Our peers have a big influence on various aspects of our lives without us even knowing about it. From what car we buy to which restaurants we visit, we unknowingly get influenced by our friends and families in our decisions. So, is it possible that a couple’s decision to have a baby is also influenced by such social interactions? Many of us would probably disagree on first thought. After all, we like to think that we make our own decisions. When it comes to an important decision like having a baby, we like to think that it’s our own decision and not because of peer influence. However, more and more social research has indicated that social and peer influence does play an important part in us deciding to have a baby.
A study conducted by the American Sociological Review in 2014 has confirmed that fertility behavior in friends can affect an individual’s decision to have a child (1). So, don’t be surprised when you start realizing that many of your friends had their children around similar times. Let’s learn more about how this intriguing phenomenon happens in a social circle:
What Does The Research Say?
The study was based on social research that aimed to study the effects of interpersonal relationships: the community, kith, and kin relationships that impact human behavior. Over a period of 10 years, 1700 women were studied between 1995 to 2005 to confirm the hypothesis. The sample population consisted of women who have been friends for the longest time and how their relationship affected their decision to become pregnant. They draw a strong correlation between a friend’s fertility decision and observable similarity in one’s own behavior (1).
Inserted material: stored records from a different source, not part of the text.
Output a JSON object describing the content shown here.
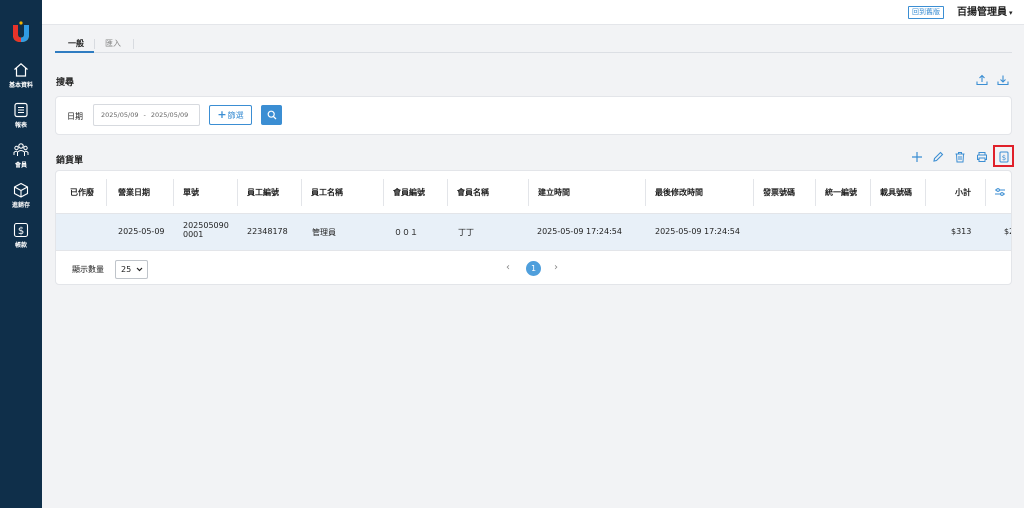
{
  "sidebar": {
    "items": [
      {
        "label": "基本資料",
        "icon": "home-icon"
      },
      {
        "label": "報表",
        "icon": "report-icon"
      },
      {
        "label": "會員",
        "icon": "members-icon"
      },
      {
        "label": "進銷存",
        "icon": "inventory-box-icon"
      },
      {
        "label": "帳款",
        "icon": "dollar-icon"
      }
    ]
  },
  "header": {
    "old_version_label": "回到舊版",
    "user_name": "百揚管理員",
    "user_caret": "▾"
  },
  "tabs": [
    {
      "label": "一般",
      "active": true
    },
    {
      "label": "匯入",
      "active": false
    }
  ],
  "search": {
    "title": "搜尋",
    "date_label": "日期",
    "date_start": "2025/05/09",
    "date_sep": "-",
    "date_end": "2025/05/09",
    "filter_label": "篩選",
    "filter_plus": "+"
  },
  "sales": {
    "title": "銷貨單",
    "columns": [
      "已作廢",
      "營業日期",
      "單號",
      "員工編號",
      "員工名稱",
      "會員編號",
      "會員名稱",
      "建立時間",
      "最後修改時間",
      "發票號碼",
      "統一編號",
      "載具號碼",
      "小計"
    ],
    "rows": [
      {
        "voided": "",
        "business_date": "2025-05-09",
        "order_no_line1": "202505090",
        "order_no_line2": "0001",
        "employee_id": "22348178",
        "employee_name": "管理員",
        "member_id": "００１",
        "member_name": "丁丁",
        "created_at": "2025-05-09 17:24:54",
        "updated_at": "2025-05-09 17:24:54",
        "invoice_no": "",
        "tax_id": "",
        "carrier_no": "",
        "subtotal": "$313",
        "overflow_value": "$2"
      }
    ]
  },
  "pagination": {
    "page_size_label": "顯示數量",
    "page_size": "25",
    "prev": "‹",
    "current_page": "1",
    "next": "›"
  },
  "colors": {
    "sidebar": "#0f2f4a",
    "accent": "#3b8ed3",
    "highlight": "#e0202a",
    "row_selected": "#e8f0f8"
  }
}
And to think of it, it isn’t difficult to digest the idea that our subconscious does get influenced when many of our friends or family are planning to have babies. It’s only natural to feel like the time is right to take the next big decision of our lives. And our friends also going through a similar situation makes us feel less apprehensive and isolated in this journey. We feel a sense of assurance that we are on the same boat as many of our friends and feel a deeper connection with them.
How Do ‘Other’ People Affect Your Decision To Become Pregnant?
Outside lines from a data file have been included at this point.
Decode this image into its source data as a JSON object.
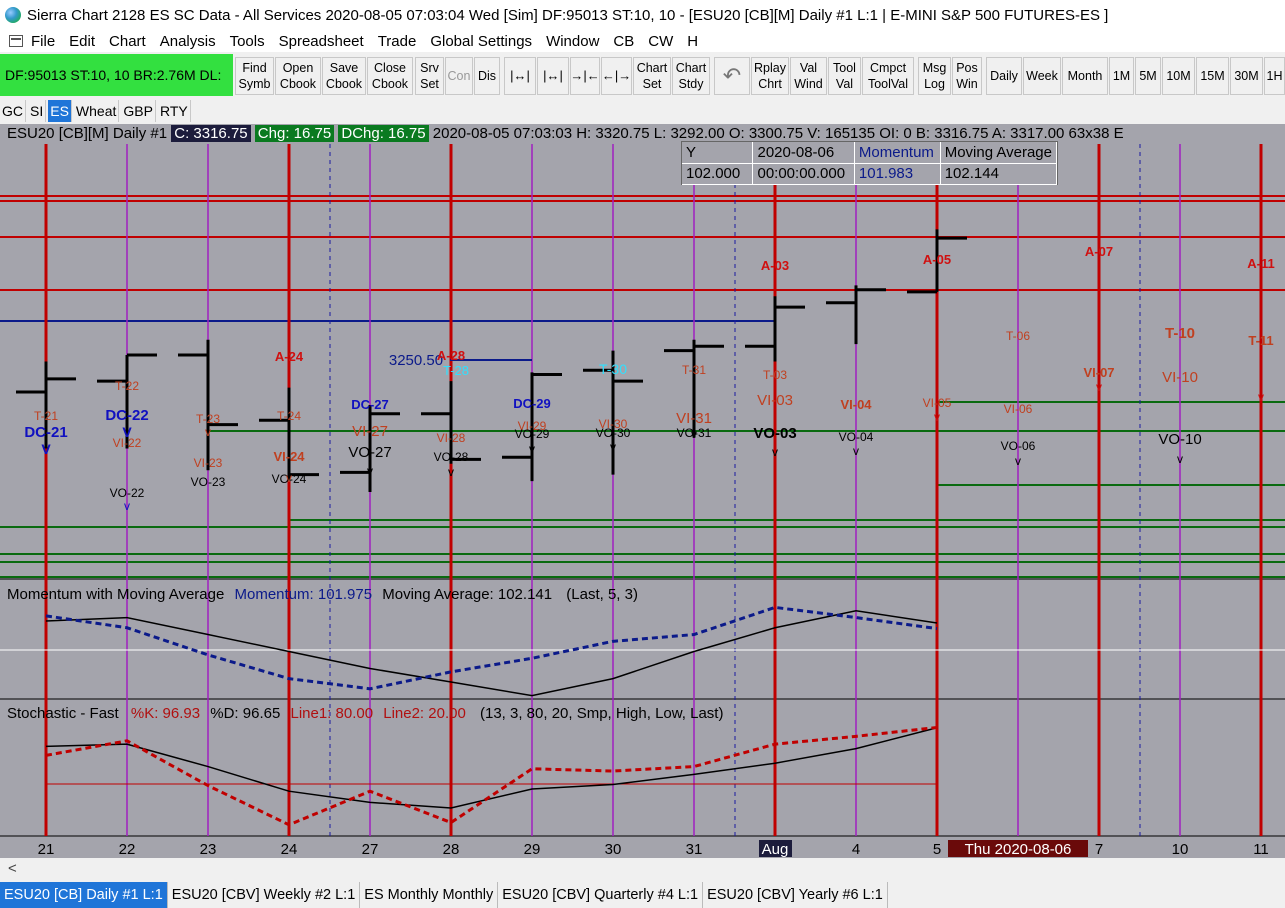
{
  "window": {
    "title": "Sierra Chart 2128 ES  SC Data - All Services 2020-08-05  07:03:04 Wed [Sim]  DF:95013  ST:10, 10 - [ESU20 [CB][M]  Daily  #1  L:1 | E-MINI S&P 500 FUTURES-ES ]"
  },
  "menu": [
    "File",
    "Edit",
    "Chart",
    "Analysis",
    "Tools",
    "Spreadsheet",
    "Trade",
    "Global Settings",
    "Window",
    "CB",
    "CW",
    "H"
  ],
  "status": {
    "text": "DF:95013  ST:10, 10   BR:2.76M  DL:"
  },
  "toolbar": [
    {
      "l1": "Find",
      "l2": "Symb"
    },
    {
      "l1": "Open",
      "l2": "Cbook"
    },
    {
      "l1": "Save",
      "l2": "Cbook"
    },
    {
      "l1": "Close",
      "l2": "Cbook"
    },
    {
      "l1": "Srv",
      "l2": "Set"
    },
    {
      "l1": "Con",
      "l2": ""
    },
    {
      "l1": "Dis",
      "l2": ""
    },
    {
      "l1": "Chart",
      "l2": "Set"
    },
    {
      "l1": "Chart",
      "l2": "Stdy"
    },
    {
      "l1": "Rplay",
      "l2": "Chrt"
    },
    {
      "l1": "Val",
      "l2": "Wind"
    },
    {
      "l1": "Tool",
      "l2": "Val"
    },
    {
      "l1": "Cmpct",
      "l2": "ToolVal"
    },
    {
      "l1": "Msg",
      "l2": "Log"
    },
    {
      "l1": "Pos",
      "l2": "Win"
    },
    {
      "l1": "Daily",
      "l2": ""
    },
    {
      "l1": "Week",
      "l2": ""
    },
    {
      "l1": "Month",
      "l2": ""
    },
    {
      "l1": "1M",
      "l2": ""
    },
    {
      "l1": "5M",
      "l2": ""
    },
    {
      "l1": "10M",
      "l2": ""
    },
    {
      "l1": "15M",
      "l2": ""
    },
    {
      "l1": "30M",
      "l2": ""
    },
    {
      "l1": "1H",
      "l2": ""
    }
  ],
  "symbols": [
    "GC",
    "SI",
    "ES",
    "Wheat",
    "GBP",
    "RTY"
  ],
  "active_symbol": "ES",
  "header": {
    "symbol": "ESU20 [CB][M]  Daily  #1",
    "close": "C: 3316.75",
    "chg": "Chg: 16.75",
    "dchg": "DChg: 16.75",
    "rest": "2020-08-05 07:03:03 H: 3320.75  L: 3292.00  O: 3300.75  V: 165135  OI: 0  B: 3316.75  A: 3317.00  63x38  E"
  },
  "popup": {
    "row1": [
      "Y",
      "2020-08-06",
      "Momentum",
      "Moving Average"
    ],
    "row2": [
      "102.000",
      "00:00:00.000",
      "101.983",
      "102.144"
    ]
  },
  "studies": {
    "momentum": {
      "name": "Momentum with Moving Average",
      "v1": "Momentum: 101.975",
      "v2": "Moving Average: 102.141",
      "args": "(Last, 5, 3)"
    },
    "stoch": {
      "name": "Stochastic - Fast",
      "k": "%K: 96.93",
      "d": "%D: 96.65",
      "l1": "Line1: 80.00",
      "l2": "Line2: 20.00",
      "args": "(13, 3, 80, 20, Smp, High, Low, Last)"
    }
  },
  "price_label": "3250.50",
  "xaxis": {
    "labels": [
      "21",
      "22",
      "23",
      "24",
      "27",
      "28",
      "29",
      "30",
      "31",
      "Aug",
      "4",
      "5",
      "Thu 2020-08-06",
      "7",
      "10",
      "11"
    ]
  },
  "chart_data": {
    "type": "ohlc",
    "dates": [
      "07-21",
      "07-22",
      "07-23",
      "07-24",
      "07-27",
      "07-28",
      "07-29",
      "07-30",
      "07-31",
      "08-03",
      "08-04",
      "08-05"
    ],
    "bars": [
      {
        "o": 3246,
        "h": 3260,
        "l": 3220,
        "c": 3252
      },
      {
        "o": 3251,
        "h": 3263,
        "l": 3220,
        "c": 3263
      },
      {
        "o": 3263,
        "h": 3270,
        "l": 3210,
        "c": 3231
      },
      {
        "o": 3233,
        "h": 3248,
        "l": 3205,
        "c": 3208
      },
      {
        "o": 3209,
        "h": 3240,
        "l": 3200,
        "c": 3236
      },
      {
        "o": 3236,
        "h": 3251,
        "l": 3213,
        "c": 3215
      },
      {
        "o": 3216,
        "h": 3255,
        "l": 3205,
        "c": 3254
      },
      {
        "o": 3256,
        "h": 3265,
        "l": 3208,
        "c": 3251
      },
      {
        "o": 3265,
        "h": 3270,
        "l": 3225,
        "c": 3267
      },
      {
        "o": 3267,
        "h": 3290,
        "l": 3260,
        "c": 3285
      },
      {
        "o": 3287,
        "h": 3295,
        "l": 3268,
        "c": 3293
      },
      {
        "o": 3292,
        "h": 3320.75,
        "l": 3292,
        "c": 3316.75
      }
    ],
    "momentum": [
      102.35,
      102.0,
      101.2,
      100.5,
      100.2,
      100.7,
      101.1,
      101.6,
      101.8,
      102.6,
      102.3,
      101.975
    ],
    "momentum_ma": [
      102.2,
      102.3,
      101.8,
      101.3,
      100.8,
      100.4,
      100.0,
      100.5,
      101.3,
      102.0,
      102.5,
      102.141
    ],
    "stoch_k": [
      72,
      85,
      45,
      10,
      40,
      12,
      60,
      58,
      62,
      82,
      89,
      96.93
    ],
    "stoch_d": [
      80,
      82,
      62,
      40,
      30,
      25,
      42,
      46,
      55,
      65,
      78,
      96.65
    ],
    "stoch_lines": [
      80,
      20
    ]
  }
}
Studies show that family is the primary source of socialization. At the very early stage of life, the family transmits fertility behavior and attitudes in the individual. Parents, siblings, and other relatives become a part of our daily interaction which shapes our outward as well as inward behaviors. As we grow up, our friend circles become an integral part of our lives. Many times, we are closer to some of our friends and their families than our own. This is especially true for the city dwellers for whom often their work circle also becomes their close friend circles.
As societies have become more individualized, friends have perhaps become equally or more important than family. This has been attributed to two reasons:
- Smaller families with one or two children have become the norm in the present times. Close friends have become a greater source of love and care, sometimes more than siblings. Thus, interactions with friends can shape one’s choices.
- One is free to choose friends they share the same interests with. Your mates share important interpersonal and social relationships through social settings like schools and workplaces. In comparison with ascribed family relationships, voluntary relations have gained prominence. Apparently, these voluntary relationships are more likely to shape your decision to have a child.
Another source of influence that leads to pregnancy, especially among younger people, is the case of unprotected sexual intercourse. Research indicates that the ones having friends indulging in unprotected sex are at a higher tendency to mimic the behavior. Even family situations can play a part, with young adults not under the direct supervision of parents having a higher tendency to interact in unprotected sexual activities (2). As we very well know that chances of pregnancy are higher with couples who engage in unprotected sex. Thus, social influence can work towards causing pregnancy in young adults as well, albeit in a different context compared to responsible adults.
How Do Friends Influence Your Fertility Choices?
Fertility research has shown two ways in which social interactions work: social learning and social influence (1).
- The theory of social comparison explains social influence. Individuals try to match their behavior with those they share similar social positions with or those who share strong characters. Social norms direct what’s fitting and acceptable and people end up following and doing such dictates without thinking much about them. This, too, shapes an individual’s conduct. So, those whose friends have children are more likely to become parents than those who don’t.
- Social learning through friends can also have a contagion effect. As part of the learning process, friends set an example that impacts a person’s behavior. Their personal experiences can educate you about the journey into parenthood, the associated uncertainties and costs involved, the changes you would undergo, and the support system you can bank upon.
- The feeling of “missing out” or being left alone considerably reduces when friends share the journey of pregnancy and parenthood. So, a friend’s childbearing is likely to trigger one’s own, at least with the first child. One possible reason to explain this behavior is that when other pregnant women surround a woman, she could be inspired to start her own family. When friends get pregnant, one finds greater confidence in taking the plunge.
Friends and peers are thus part of the social influence dynamic that colors our decisions and judgments. The natural selection process of friends who share similar attitudes is likely to mold bonds along with childbearing decisions. So, with scientific research to support the importance of solid friendships in our lives, you have yet another reason to have a reliable network of dependable mates. Did you too become pregnant around the same time as your friends? Do share your stories with us in the comments section below.
- Does Fertility Behavior Spread Among Friends?
- Longitudinal Influences Of Friends And Parents Upon Unprotected Vaginal Intercourse In Adolescents